For many applications, the storage of such values is itself an important capability. Of course, there are many common time related operations, and the library also implements some of those, such as:
2021-01-20.plus(3 days) ⇒ 2021-01-23
In JodaTime, all the values are designed as value objects. There are no mutations or side-effects. So in the example above, after executing t.plus(p), the value of t is unchanged: 2021-01-20, and the operation has returned a new value of 2021-01-23.
The ‘plus’ operation is versatile. It works seamlessly with different kinds of periods:
2021-01-20.plus(2 days) ⇒ 2021-01-22
2021-01-20.plus(2 months) ⇒ 2021-03-20
The code seems very expressive and clear. And yet…
What do you think the following would return?
2021-01-30.plus(1 month) ⇒ ?
Remember, February is a short month! I can think of at least three plausible responses. To know what it actually does, I ran the code:
2021-01-30.plus(1 month) ⇒ 2021-02-28

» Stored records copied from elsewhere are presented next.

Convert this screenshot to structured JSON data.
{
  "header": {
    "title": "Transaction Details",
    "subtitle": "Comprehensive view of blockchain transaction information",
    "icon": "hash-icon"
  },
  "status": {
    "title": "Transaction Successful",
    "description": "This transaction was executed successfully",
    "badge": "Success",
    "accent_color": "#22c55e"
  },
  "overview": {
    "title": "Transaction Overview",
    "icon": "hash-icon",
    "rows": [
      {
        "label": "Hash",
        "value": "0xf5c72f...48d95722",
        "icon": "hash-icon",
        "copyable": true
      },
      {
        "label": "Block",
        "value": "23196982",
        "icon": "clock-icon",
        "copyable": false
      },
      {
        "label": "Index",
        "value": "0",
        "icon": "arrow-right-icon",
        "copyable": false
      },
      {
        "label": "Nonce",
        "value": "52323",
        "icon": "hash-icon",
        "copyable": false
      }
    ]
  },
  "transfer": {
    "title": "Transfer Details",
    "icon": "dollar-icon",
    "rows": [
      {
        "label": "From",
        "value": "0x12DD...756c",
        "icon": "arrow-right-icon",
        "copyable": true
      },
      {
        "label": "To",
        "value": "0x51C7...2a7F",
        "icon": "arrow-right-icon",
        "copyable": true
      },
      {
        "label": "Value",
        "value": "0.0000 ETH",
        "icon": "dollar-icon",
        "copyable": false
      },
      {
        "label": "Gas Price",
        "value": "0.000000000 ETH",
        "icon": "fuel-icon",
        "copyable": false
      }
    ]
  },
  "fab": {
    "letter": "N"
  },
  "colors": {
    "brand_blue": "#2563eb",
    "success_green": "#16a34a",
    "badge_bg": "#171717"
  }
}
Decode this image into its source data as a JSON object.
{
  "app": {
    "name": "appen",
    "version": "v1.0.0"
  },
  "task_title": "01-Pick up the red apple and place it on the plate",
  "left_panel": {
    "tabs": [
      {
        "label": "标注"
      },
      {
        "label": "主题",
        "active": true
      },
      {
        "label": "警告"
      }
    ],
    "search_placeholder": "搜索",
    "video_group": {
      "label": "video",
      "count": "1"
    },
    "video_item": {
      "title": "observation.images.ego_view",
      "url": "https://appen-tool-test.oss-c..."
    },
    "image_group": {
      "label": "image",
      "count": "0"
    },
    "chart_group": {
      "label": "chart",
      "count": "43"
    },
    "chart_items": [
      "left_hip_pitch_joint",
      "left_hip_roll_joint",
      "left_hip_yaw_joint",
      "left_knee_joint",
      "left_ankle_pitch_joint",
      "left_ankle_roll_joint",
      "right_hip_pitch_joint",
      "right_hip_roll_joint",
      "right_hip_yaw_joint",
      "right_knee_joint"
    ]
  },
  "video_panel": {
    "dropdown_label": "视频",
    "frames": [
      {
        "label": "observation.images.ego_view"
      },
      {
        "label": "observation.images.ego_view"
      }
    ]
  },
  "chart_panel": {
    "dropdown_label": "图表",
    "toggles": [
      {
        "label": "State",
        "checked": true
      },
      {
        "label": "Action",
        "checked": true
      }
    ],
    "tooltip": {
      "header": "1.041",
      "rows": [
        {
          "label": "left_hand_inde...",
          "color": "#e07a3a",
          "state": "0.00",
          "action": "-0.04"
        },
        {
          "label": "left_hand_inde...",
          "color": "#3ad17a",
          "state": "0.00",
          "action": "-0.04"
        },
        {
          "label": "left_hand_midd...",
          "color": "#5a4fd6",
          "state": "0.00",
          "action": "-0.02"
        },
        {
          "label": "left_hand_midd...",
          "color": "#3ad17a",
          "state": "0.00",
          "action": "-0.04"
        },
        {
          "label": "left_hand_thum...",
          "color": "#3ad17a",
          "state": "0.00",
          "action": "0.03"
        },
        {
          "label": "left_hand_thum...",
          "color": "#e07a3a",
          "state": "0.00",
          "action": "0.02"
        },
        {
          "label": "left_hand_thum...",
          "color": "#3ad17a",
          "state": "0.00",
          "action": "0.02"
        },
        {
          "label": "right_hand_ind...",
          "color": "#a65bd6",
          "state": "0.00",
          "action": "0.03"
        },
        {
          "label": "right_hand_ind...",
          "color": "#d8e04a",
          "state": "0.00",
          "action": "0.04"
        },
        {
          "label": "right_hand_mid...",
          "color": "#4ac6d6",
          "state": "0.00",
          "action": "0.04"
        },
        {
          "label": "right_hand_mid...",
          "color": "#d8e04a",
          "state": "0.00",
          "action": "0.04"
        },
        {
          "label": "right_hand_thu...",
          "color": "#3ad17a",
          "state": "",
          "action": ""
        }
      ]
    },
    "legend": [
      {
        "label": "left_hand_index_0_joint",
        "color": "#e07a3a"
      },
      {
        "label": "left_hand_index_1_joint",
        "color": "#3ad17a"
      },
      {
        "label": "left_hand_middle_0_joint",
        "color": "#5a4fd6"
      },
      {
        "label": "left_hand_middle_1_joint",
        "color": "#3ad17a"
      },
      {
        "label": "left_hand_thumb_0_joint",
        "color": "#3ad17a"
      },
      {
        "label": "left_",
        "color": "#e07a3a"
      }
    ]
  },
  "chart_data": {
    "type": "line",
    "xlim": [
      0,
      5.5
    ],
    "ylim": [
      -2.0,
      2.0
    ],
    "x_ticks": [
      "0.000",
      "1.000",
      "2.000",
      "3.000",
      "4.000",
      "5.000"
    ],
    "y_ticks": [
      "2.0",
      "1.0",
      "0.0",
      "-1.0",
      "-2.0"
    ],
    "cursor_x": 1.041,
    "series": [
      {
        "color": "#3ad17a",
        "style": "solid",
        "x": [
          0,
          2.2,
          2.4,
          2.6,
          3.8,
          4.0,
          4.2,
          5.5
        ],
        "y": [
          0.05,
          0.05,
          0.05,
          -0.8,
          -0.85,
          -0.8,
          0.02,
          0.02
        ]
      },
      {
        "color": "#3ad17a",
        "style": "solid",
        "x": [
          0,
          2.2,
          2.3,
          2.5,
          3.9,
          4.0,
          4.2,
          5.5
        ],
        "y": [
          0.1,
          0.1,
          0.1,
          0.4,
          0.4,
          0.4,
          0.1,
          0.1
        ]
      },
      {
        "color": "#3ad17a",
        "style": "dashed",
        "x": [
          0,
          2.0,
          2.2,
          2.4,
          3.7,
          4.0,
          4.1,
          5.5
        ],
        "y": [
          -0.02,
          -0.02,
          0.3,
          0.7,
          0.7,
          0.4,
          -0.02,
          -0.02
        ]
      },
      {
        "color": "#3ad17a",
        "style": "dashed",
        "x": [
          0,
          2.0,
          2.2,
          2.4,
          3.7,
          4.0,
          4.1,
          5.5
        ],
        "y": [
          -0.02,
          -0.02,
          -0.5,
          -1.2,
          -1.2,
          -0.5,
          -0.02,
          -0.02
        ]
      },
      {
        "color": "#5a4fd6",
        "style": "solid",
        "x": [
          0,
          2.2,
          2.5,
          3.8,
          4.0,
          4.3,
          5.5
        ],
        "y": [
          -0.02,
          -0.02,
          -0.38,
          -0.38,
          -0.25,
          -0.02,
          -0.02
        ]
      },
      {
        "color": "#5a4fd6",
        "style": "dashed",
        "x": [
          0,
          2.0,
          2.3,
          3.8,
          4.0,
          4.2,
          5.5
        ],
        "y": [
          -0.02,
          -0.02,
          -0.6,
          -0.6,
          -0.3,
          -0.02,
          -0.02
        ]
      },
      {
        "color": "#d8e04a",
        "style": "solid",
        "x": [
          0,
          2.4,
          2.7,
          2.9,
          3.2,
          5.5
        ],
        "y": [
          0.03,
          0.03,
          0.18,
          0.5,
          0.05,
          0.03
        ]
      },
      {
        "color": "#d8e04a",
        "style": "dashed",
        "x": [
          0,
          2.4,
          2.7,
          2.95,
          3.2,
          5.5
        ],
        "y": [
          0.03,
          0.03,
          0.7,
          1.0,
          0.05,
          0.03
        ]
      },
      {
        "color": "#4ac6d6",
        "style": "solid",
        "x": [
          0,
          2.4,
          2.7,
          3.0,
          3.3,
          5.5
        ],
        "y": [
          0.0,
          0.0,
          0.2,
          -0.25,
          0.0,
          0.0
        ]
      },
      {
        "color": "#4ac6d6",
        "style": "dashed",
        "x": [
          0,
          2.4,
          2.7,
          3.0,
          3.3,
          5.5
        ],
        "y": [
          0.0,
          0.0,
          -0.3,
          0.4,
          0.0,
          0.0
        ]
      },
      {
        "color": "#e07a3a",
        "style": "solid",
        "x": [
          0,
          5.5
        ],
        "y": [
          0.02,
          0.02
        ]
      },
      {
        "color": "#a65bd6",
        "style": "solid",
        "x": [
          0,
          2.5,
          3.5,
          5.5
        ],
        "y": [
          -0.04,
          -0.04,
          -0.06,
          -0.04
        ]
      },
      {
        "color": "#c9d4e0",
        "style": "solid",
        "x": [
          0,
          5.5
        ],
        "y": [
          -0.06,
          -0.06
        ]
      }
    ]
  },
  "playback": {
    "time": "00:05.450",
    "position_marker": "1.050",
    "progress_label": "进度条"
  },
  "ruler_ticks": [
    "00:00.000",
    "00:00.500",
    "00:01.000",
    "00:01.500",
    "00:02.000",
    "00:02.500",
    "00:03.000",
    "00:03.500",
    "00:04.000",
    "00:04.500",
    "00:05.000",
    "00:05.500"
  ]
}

This seems like a reasonable default behavior, but it is not obvious. The fact that I had to run the code (or look up a document somewhere) to know what would happen, even after some experience using the operation, highlights a flaw in the model. But what is wrong with it, and what could be done?
In this article, I’ll focus on the name. The word ‘plus’ seems to fit what is happening in my first few examples, but it gives no hint about how we handle irregularities, such as months of different lengths.
And this brings us to “Honest Names”. A simple name like ‘plus’ can actually be misleading if the behavior of the operation is complicated. What could it be called instead?
Exploring many options for the name of an important thing is usually a good practice. Let’s try a few:
Any of these would have at least given me a clue. They are also awkward!
We don’t like awkward designs. But we need honest names.
Give Awkward Names to Awkward Concepts
Let’s look some more at the ‘plus’ operation in JodaTime, and why ‘plus’ is a confusing name. (Here I’ll just write ‘plus’ as ‘+’ for easier reading.)
2021-03-30 + 1 month ⇒ 2021-04-30
2021-03-31 + 1 month ⇒ 2021-04-30
Should those two expressions actually have the same value?
Take a guess at the value of these two expressions:
2021-03-31 + 2 months ⇒ ?
2021-03-31 + 1 month + 1 month ⇒ ?
Does it seem like the answer should be the same?
Here are the actual answers:
2021-03-31 + 2 months ⇒ 2021-05-31
2021-03-31 + 1 month + 1 month ⇒ 2021-05-30
Periods can also be combined with ‘plus’, so
1 month + 1 month ⇒ 2 months
2021-03-31 + 1 month + 1 month ⇒ 2021-05-30
2021-03-31 + (1 month + 1 month) ⇒ 2021-05-31
And here we come to an insight about what is wrong with calling this ‘plus’: The name has connotations that do not apply in our context! In math, the ‘plus’ operation has properties such as associativity:
(a + b) + c = a + (b + c)
When we use this name, we hint to the reader (the programmer using the library or reading code that uses it) that this operation is associative. But it is not! Lots of well defined operations are not associative. But should we call them ‘plus’?
By the way, I like to keep adding to my list of possible alternative names for a thing. Here are a few more that occur to me at this point:
We must ship! The JodaTime designers may have noticed this issue at the time. (I don’t know anything about the inside of that project.) If they did notice, they still made the right call, in my opinion. They shipped a very useful and generally quite clean library — that was not perfect. They must have made similar decisions many times. Some issues they noticed and some they did not.
However, in a case when you have decided to ship something with awkward bits that you recognize, consider giving it an honest, awkward name. This can communicate to future users, and can help future iterations of the design.
A clean name shuts down our thinking.
t.plus(p) ⇒ t (Very soothing…)
An awkward name provokes new ideas.
t.plusIshRoundCeiling(p) ⇒ t (Please, please! My code is so ugly!)
It niggles in the backs of our minds, potentially through later iterations of the software. And meanwhile, it will communicate a realistic expectation to the user of the code.
Coming in Part 2: Refinement in a Later Iteration
Accepting a flaw in our design doesn’t mean we forget about it! In part two, we’ll take a quick look at an alternative concept that might emerge in a later iteration to relieve the awkwardness.